Example Talk Track: "We're excited to move forward. Let's set a date for finalizing everything, so it aligns with our Mutual Action Plan."
- For deadline-oriented teams, use the MAP to set and track final execution steps.
- For flexibility-focused sales, allow some leeway but always refer back to the MAP to keep things on track.
3. Ensuring Smooth Transition to Implementation
Challenge: Lack of planning for post-sale implementation or handoff.
Effect: Confusion, dissatisfaction, and a weak start to the relationship.
Example Talk Track: "Our Mutual Action Plan includes the next steps after closing. Can we discuss how to make the transition seamless?"
- For service-focused teams, create a detailed handoff plan as part of the MAP.
- For customer-centric sales, ensure the buyer's involvement in planning the implementation phase within the MAP.
4. Building a Foundation for Future Upsell or Referral
Challenge: Missing the opportunity to set the stage for future business.
Effect: Lost revenue potential and the weakening of the long-term relationship.

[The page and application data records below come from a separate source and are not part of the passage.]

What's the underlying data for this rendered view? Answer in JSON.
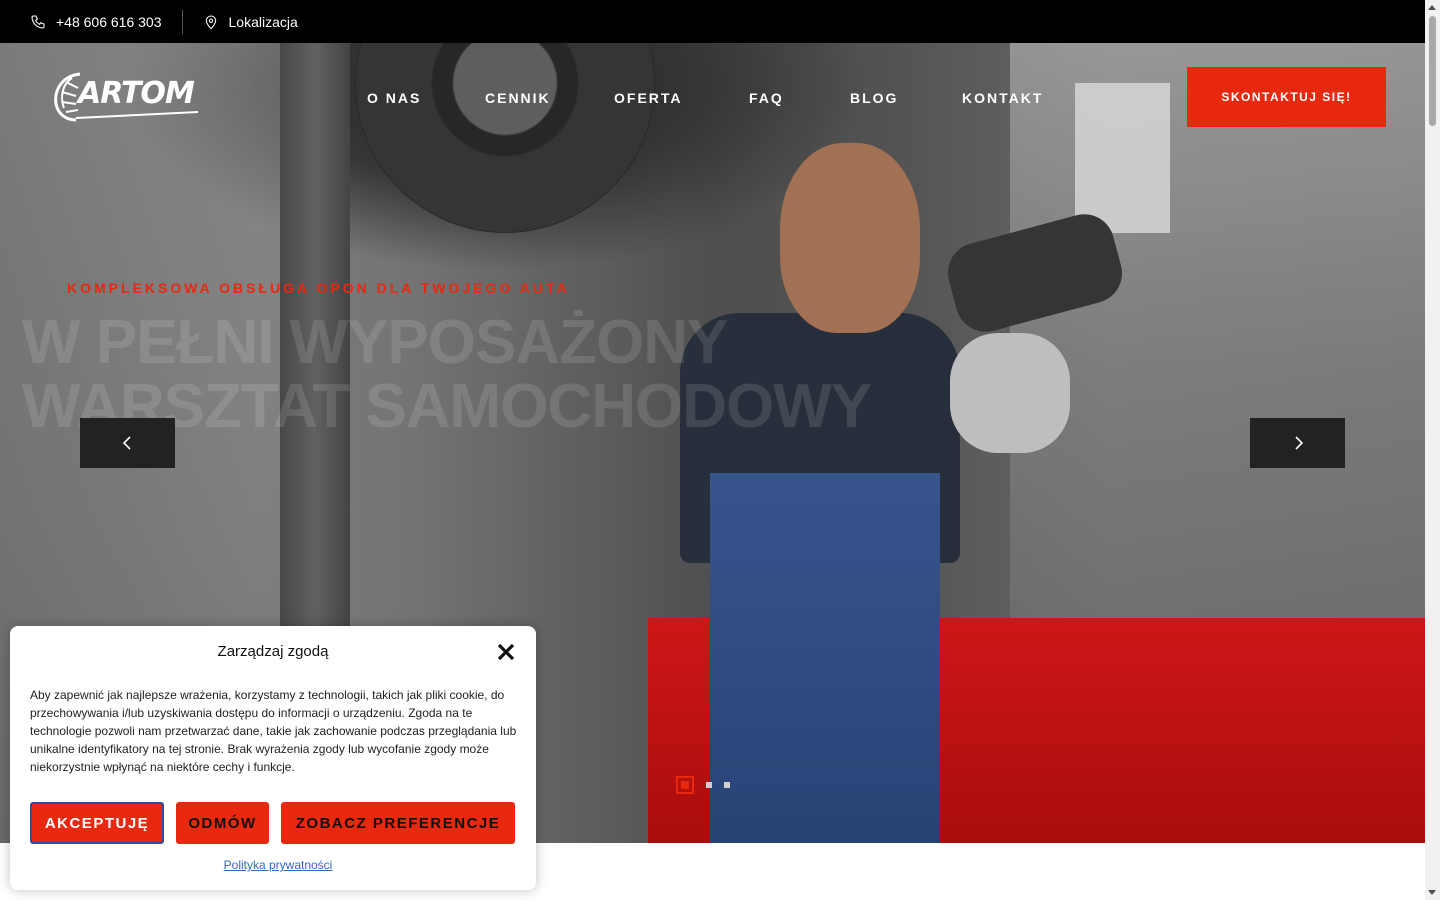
{
  "topbar": {
    "phone": "+48 606 616 303",
    "phone_icon": "phone-icon",
    "location": "Lokalizacja",
    "location_icon": "map-pin-icon"
  },
  "header": {
    "logo_text": "ARTOM",
    "nav": [
      "O NAS",
      "CENNIK",
      "OFERTA",
      "FAQ",
      "BLOG",
      "KONTAKT"
    ],
    "cta": "SKONTAKTUJ SIĘ!"
  },
  "hero": {
    "kicker": "KOMPLEKSOWA OBSŁUGA OPON DLA TWOJEGO AUTA",
    "headline_line1": "W PEŁNI WYPOSAŻONY",
    "headline_line2": "WARSZTAT SAMOCHODOWY",
    "prev_icon": "chevron-left-icon",
    "next_icon": "chevron-right-icon",
    "slides_total": 3,
    "active_slide": 1
  },
  "consent": {
    "title": "Zarządzaj zgodą",
    "body": "Aby zapewnić jak najlepsze wrażenia, korzystamy z technologii, takich jak pliki cookie, do przechowywania i/lub uzyskiwania dostępu do informacji o urządzeniu. Zgoda na te technologie pozwoli nam przetwarzać dane, takie jak zachowanie podczas przeglądania lub unikalne identyfikatory na tej stronie. Brak wyrażenia zgody lub wycofanie zgody może niekorzystnie wpłynąć na niektóre cechy i funkcje.",
    "accept": "AKCEPTUJĘ",
    "deny": "ODMÓW",
    "preferences": "ZOBACZ PREFERENCJE",
    "policy_link": "Polityka prywatności"
  },
  "colors": {
    "accent": "#e8280f",
    "topbar_bg": "#000000",
    "link": "#2b6cc4"
  }
}
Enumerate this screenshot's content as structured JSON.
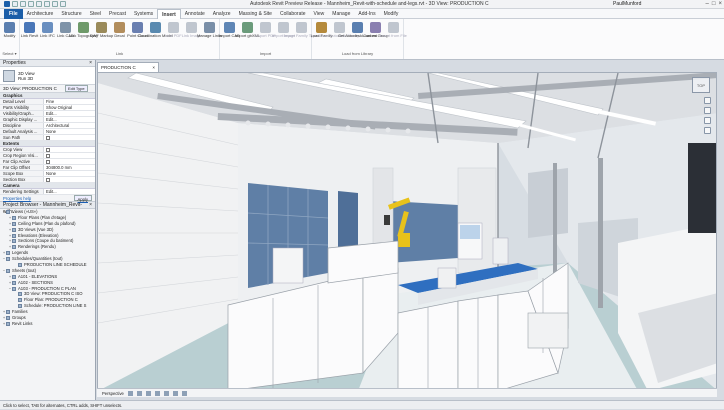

Example Talk Track: "We're committed to your success. Let's discuss how we can grow together, and how our MAP can evolve as our partnership does."
- For growth-oriented teams, include future possibilities in the MAP as tentative items.
- For relationship-building teams, express openness to future collaboration within the context of the MAP.
The Closing stage is the culmination of the sales process, where precision, trust, and careful execution are key. By setting clear expectations, ensuring timely execution, planning the transition, and building a foundation for future business, sellers can navigate this crucial phase effectively. Integrating these aspects into a Mutual Action Plan (MAP) can be a subtle yet powerful way to align both parties and set the stage for a fruitful long-term relationship.
Conclusion: Bridging the Gap and Engaging Buyers Through Every Stage
What do you do when the sale starts to get stuck? Maybe people stop talking to you, or the folks who were once helping you scatter like leaves in the wind. That beautiful music starts to lose its tune.
Here's where you need to keep everyone on the same page. You need clear directions and a good plan that everyone can follow. That's what we call a Mutual Action Plan. But a plan isn't always enough.
Imagine having a tool that doesn't just give you a plan but helps you live it. A tool that makes it easy to keep everyone involved and helps you move smoothly through the toughest parts of a sale.
Where all the information is easy to find, where working together is a breeze, and where the buyer is engaged and easy to reach.
We've looked at many ways to handle different people and goals in sales, but putting all these parts together is what really makes things click.
DealPad, is more than just closing a sale. It's about understanding sales, taking care of them, and most importantly, keeping them alive when most of them tend to fail.
Are you excited to take a closer look at your sales process and make it work better? Maybe the right tool is like a conductor for your orchestra, helping you lead the way.
Stay with us for our next blog. We'll dig deeper into the steps between qualification and proposal - the part of the sale where things either take off or fall flat. Together, we'll find new ways to make selling less challenging and more fun.